3. It seems you have a lot on the horizon! Your blog speaks of a science fiction novel and a YA novel written in collaboration with a US author – the real question here is, can you tell us about any of them?
I am in the enviable position of having had a number of exciting opportunities present themselves this year, the key is to actually put in the hard work and not let them go to waste. I hate to do the whole vague thing, but I don’t like talking too much about things that aren’t definites. But, I have had the opportunity to pitch for some big projects so we will see how much more exciting news I have to share at the next snapshot.
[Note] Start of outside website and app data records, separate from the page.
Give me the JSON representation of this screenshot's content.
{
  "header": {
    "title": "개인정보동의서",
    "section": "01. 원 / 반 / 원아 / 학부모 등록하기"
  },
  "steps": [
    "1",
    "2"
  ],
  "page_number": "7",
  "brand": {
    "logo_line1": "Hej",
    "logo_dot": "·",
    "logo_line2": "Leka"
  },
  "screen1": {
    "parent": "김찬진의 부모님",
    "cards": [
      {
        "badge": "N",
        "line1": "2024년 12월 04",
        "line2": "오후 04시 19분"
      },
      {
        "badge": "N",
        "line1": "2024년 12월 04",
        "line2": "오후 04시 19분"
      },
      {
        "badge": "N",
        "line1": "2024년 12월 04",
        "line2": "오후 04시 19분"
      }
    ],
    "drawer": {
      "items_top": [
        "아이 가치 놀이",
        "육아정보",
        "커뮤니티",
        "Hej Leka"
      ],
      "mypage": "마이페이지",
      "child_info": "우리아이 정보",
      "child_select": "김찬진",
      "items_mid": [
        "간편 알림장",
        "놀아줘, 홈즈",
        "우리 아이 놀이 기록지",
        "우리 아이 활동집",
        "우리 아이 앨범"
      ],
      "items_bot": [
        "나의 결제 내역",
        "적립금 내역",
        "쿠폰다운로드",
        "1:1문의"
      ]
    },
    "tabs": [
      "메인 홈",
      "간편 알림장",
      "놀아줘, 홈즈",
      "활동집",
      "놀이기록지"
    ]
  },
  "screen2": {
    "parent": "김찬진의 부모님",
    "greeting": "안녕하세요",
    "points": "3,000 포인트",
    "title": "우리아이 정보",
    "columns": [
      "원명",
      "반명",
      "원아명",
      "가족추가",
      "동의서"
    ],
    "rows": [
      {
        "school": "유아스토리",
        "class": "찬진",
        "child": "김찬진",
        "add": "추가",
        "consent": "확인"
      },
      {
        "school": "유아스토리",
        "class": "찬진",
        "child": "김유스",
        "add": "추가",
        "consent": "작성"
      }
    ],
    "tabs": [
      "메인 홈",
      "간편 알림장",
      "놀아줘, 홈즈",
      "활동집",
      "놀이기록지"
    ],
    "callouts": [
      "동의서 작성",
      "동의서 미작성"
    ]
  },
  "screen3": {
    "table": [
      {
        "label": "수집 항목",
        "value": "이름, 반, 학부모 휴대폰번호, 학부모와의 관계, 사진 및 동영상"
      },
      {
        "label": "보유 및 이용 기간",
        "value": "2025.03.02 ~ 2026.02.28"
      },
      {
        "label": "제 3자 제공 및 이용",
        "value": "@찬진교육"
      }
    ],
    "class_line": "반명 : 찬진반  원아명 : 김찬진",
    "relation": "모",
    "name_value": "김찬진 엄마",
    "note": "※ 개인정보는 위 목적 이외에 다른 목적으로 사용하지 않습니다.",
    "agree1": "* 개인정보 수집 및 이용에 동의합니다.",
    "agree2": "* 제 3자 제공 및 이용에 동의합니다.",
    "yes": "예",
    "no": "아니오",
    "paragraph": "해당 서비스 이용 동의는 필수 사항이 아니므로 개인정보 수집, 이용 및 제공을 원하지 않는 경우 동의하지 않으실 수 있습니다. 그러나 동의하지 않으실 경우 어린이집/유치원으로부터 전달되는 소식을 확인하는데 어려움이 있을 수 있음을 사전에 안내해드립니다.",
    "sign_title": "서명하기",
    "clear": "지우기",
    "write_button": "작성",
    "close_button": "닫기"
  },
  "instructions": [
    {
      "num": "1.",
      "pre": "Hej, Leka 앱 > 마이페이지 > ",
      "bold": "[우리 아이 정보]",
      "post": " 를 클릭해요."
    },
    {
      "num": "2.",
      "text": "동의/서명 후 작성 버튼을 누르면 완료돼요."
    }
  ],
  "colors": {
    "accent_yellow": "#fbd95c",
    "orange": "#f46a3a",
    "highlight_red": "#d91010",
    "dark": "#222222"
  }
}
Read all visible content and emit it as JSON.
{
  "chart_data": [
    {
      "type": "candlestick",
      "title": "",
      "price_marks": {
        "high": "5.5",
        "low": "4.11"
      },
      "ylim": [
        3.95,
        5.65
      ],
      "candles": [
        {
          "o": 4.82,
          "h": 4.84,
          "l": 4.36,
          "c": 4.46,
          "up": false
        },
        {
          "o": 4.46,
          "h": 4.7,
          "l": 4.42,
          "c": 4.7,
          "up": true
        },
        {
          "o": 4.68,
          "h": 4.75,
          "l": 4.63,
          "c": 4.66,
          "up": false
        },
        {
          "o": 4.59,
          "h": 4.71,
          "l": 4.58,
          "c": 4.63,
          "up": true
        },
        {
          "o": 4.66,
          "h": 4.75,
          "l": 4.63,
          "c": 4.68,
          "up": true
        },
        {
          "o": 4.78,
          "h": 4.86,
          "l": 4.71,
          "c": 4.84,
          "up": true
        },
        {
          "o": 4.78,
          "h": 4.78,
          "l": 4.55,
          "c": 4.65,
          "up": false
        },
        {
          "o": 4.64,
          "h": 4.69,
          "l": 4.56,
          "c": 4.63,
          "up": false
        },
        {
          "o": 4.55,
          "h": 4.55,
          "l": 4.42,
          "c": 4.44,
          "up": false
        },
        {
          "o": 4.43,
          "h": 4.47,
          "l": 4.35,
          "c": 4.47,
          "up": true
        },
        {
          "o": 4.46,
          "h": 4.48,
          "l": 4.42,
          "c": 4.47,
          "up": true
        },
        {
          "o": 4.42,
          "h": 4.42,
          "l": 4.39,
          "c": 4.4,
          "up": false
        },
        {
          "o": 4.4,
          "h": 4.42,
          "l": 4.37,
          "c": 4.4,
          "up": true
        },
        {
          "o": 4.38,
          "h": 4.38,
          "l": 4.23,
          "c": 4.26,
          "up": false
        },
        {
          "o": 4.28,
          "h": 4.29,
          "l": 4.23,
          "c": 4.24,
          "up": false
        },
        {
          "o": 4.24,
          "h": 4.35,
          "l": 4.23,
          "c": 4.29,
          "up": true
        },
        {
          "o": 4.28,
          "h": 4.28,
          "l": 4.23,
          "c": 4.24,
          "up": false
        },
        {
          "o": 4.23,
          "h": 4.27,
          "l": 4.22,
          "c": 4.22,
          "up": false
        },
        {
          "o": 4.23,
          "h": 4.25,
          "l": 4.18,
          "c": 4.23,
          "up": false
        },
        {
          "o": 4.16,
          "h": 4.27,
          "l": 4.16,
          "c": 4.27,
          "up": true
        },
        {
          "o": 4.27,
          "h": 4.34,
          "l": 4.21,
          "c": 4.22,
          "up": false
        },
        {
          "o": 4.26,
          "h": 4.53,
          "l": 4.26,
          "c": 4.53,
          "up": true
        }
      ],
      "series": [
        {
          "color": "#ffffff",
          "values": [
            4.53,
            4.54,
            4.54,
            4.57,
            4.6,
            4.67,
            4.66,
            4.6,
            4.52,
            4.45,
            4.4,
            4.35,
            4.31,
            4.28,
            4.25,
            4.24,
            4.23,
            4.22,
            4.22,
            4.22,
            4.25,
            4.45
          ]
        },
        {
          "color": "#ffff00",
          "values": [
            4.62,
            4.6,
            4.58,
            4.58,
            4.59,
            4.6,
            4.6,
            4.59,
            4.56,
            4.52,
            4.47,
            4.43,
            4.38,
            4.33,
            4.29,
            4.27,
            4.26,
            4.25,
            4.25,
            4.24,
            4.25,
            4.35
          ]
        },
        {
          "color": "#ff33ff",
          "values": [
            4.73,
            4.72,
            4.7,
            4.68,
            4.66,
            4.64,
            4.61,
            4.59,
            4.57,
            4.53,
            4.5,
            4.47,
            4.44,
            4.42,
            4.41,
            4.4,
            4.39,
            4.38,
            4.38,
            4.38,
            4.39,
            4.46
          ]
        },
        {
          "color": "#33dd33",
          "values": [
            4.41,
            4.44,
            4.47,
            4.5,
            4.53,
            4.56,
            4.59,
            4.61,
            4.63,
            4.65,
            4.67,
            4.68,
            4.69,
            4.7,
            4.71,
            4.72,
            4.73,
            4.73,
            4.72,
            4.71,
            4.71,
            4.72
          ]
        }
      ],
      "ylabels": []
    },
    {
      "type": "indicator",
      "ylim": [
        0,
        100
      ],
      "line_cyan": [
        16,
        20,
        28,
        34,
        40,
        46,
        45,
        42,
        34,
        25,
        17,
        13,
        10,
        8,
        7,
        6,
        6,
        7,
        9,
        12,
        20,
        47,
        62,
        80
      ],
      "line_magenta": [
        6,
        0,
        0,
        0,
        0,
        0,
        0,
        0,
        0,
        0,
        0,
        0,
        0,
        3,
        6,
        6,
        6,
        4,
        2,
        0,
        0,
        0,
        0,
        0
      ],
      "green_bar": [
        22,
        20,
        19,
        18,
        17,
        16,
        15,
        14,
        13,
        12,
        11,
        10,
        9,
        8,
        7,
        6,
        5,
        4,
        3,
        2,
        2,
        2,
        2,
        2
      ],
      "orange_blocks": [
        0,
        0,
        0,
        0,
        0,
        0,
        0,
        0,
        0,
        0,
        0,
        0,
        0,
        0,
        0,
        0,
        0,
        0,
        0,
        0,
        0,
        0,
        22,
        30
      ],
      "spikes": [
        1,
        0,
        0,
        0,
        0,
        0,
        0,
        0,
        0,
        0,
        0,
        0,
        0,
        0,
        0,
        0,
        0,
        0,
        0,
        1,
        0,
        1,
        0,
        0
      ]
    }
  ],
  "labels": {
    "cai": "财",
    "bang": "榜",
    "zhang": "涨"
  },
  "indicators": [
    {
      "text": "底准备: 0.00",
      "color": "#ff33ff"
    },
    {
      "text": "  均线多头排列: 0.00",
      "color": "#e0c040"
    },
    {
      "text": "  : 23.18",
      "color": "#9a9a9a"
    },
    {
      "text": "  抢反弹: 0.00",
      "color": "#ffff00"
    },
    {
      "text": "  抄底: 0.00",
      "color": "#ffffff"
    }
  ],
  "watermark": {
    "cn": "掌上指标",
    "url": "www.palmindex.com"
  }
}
The science fiction is military sci fi, and has some interest from an agent. But, it still needs some work. I am hoping to have that in submittable form by the end of the year. It features a conquered Earth and a galaxy spanning alien Empire.
The collaborative YA novel is…sci fi/espionage I guess. It came about because the author I am working with wanted to set her next novel in Australia and told me she would either email me constant questions about Australia, or we could write it together. How could I say no? Collaboration is an interesting experience, and we are still feeling our way, but I have high hopes for the novel—it’s a lot of fun.
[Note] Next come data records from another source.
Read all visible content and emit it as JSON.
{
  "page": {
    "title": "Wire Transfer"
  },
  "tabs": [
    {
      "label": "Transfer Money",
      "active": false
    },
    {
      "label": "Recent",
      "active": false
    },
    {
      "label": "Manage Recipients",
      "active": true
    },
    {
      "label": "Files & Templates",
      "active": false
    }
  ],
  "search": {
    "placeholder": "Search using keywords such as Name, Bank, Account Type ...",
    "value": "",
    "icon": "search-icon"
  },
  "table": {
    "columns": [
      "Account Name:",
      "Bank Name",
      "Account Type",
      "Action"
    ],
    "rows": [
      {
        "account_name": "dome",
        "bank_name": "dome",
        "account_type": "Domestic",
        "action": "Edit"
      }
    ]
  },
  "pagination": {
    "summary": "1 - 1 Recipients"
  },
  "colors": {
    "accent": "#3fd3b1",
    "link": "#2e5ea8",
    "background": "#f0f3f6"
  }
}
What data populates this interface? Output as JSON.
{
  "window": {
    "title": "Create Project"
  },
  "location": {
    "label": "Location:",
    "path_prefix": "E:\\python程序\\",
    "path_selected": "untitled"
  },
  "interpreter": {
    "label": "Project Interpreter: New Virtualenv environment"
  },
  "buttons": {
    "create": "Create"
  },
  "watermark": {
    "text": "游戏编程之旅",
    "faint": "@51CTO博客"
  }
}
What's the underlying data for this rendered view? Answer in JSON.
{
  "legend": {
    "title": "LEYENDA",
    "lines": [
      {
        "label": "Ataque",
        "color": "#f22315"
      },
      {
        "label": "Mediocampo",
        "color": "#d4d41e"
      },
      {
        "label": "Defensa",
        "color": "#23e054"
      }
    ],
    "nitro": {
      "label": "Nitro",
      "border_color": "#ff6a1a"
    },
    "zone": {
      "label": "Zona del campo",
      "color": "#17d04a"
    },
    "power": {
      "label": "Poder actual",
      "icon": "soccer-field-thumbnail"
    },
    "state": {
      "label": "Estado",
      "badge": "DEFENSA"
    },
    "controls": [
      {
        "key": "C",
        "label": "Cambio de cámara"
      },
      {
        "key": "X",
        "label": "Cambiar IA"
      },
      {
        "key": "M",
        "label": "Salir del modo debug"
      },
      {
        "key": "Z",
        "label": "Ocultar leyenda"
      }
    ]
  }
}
4. What Australian works have you loved recently?
I had the privilege of being a judge for the anthologies and collections category in this year’s Aurealis Awards, and there were some amazing books submitted. It made judging it really hard!
I particularly enjoyed Kirstyn McDermott, Cat Sparks and Jo Anderton’s collections, but they were by no means the only quality works we had a chance to read. If you read our judge’s report I think it would give anyone a wonderful place to start.
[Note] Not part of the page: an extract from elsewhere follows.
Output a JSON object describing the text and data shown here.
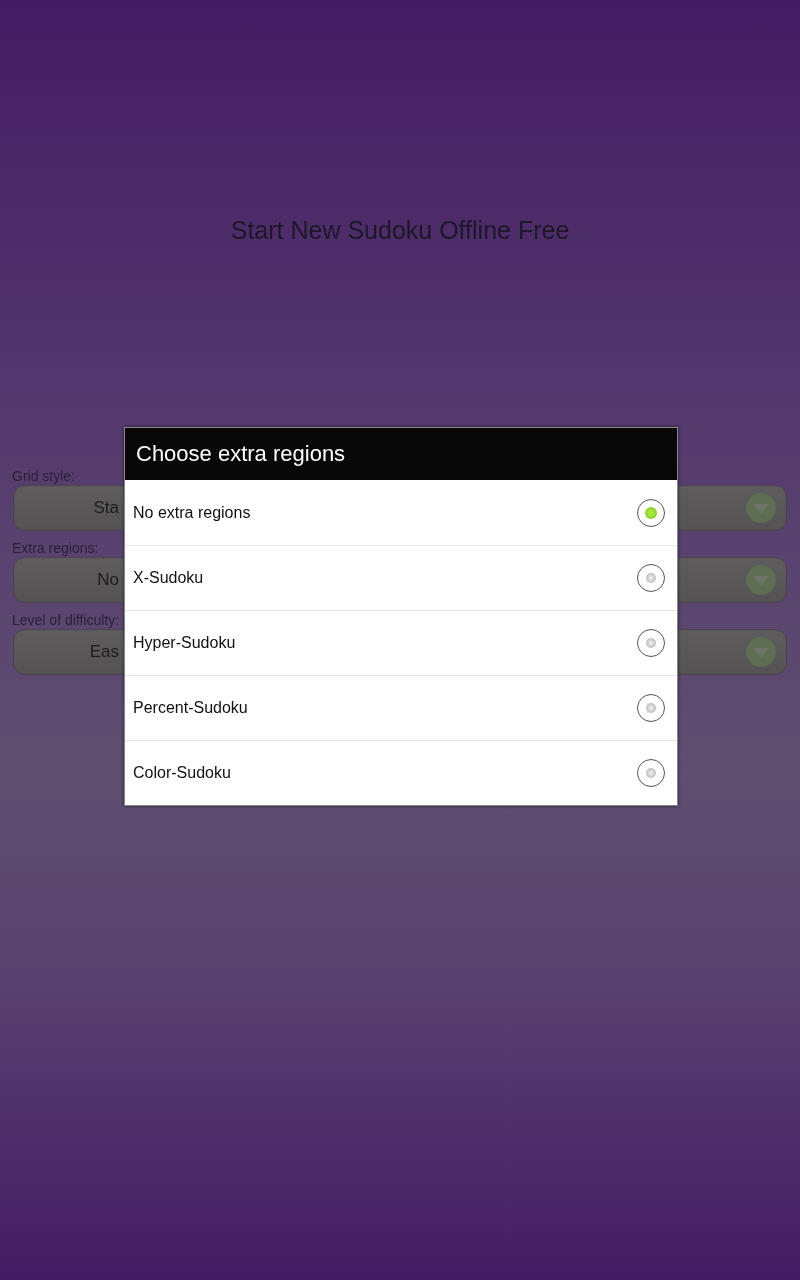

I haven’t been reading as much Australian spec fic as I should, though, and that’s something I hope to change. My TBR pile is huge, and most of it is Australian.
5. Have recent changes in the publishing industry influenced the way you work? What do you think you will be publishing/writing/reading in five years from now?
I find that I very rarely buy physical books anymore, which saddens me. I love the physical artefact of a book, and I don’t think they will ever disappear completely, but ebooks are so much more convenient when it comes to travelling and for the simple fact that they take up so much less space. Plus, I generally have more than one book on the go at any time. I find that for reading, I buy ebooks, and I buy most of my paperbacks at launches or other places where I want them signed so they can sit on my shelf because of their significance to me.
In terms of how I work I am not sure how much recent changes have affected me. I started writing when electronic submissions were already more common than snail mail, and I can’t imagine writing by hand! The big thing for me is that there are all of sudden more opportunities for short stories and, especially, novellas and novelettes. Because of the changes in the way books are produced and marketed, I think the risk factor for publishers has lessened.
There also seems to be a rise in the number of small presses producing work that is just as high quality as the major publishers, but perhaps more innovative and daring. This means that trying to follow commercial trends isn’t as important as it once might have been. Good stories will find a home somewhere, even if they don’t fit the normal mould.
The rise of online magazines has, again, increased the number of opportunities. For example, Lightspeed has become a market I aspire to, even though it doesn’t do print at all, and has risen to the top tier very rapidly.
Five years from now? Wow. That seems so far away! I hope that in five years I have a few novels out and that I have a number of professional short story sales under my belt. If I don’t, I will be more than a little disappointed with myself—I will only have myself to blame.